An employment contract also gives you other rights, such as the right to take your employer to an employment tribunal. As a volunteer, you won’t usually have a contract. … They also don’t have the right to appeal a decision made by the organisation.

Can a volunteer claim unfair dismissal?

Volunteers are not covered by the same rights of that of an employee or worker. This means in theory that volunteers can be discriminated against or unfairly dismissed without impunity.

Can I get fired for refusing to do a task?

It’s perfectly legal for employers to terminate at will employees who refuse to perform regular job duties or temporary job duties as assigned.

Can I refuse to do something not in my job description?

So, the short answer is, yes, your employer may assign you tasks not specifically outlined in your job description. Unless you work under a collective bargaining agreement or contract, your employer can legally change your duties.

Can I be fired for refusing to do something not in my job description?
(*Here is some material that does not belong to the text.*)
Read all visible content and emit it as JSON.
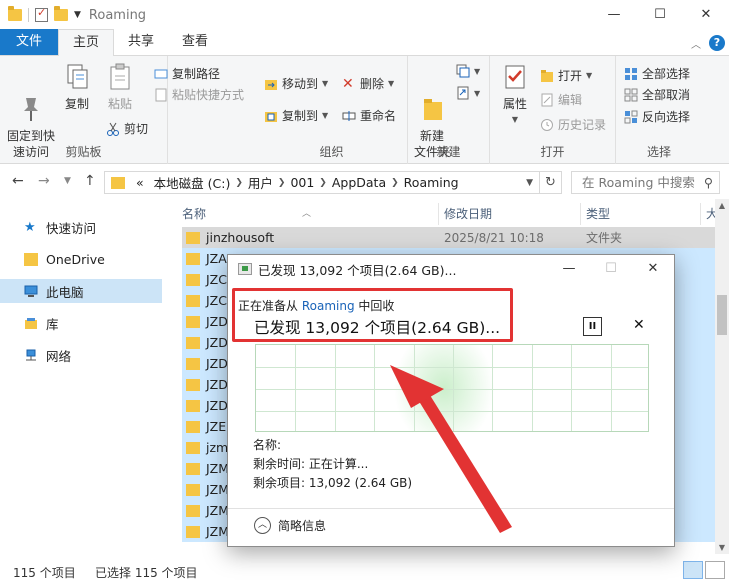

Yes, you can be fired for declining to do something that is not in your job description. It’s a myth that they need a good reason to fire you. Employers can easily get around that. If they want to fire you, they can.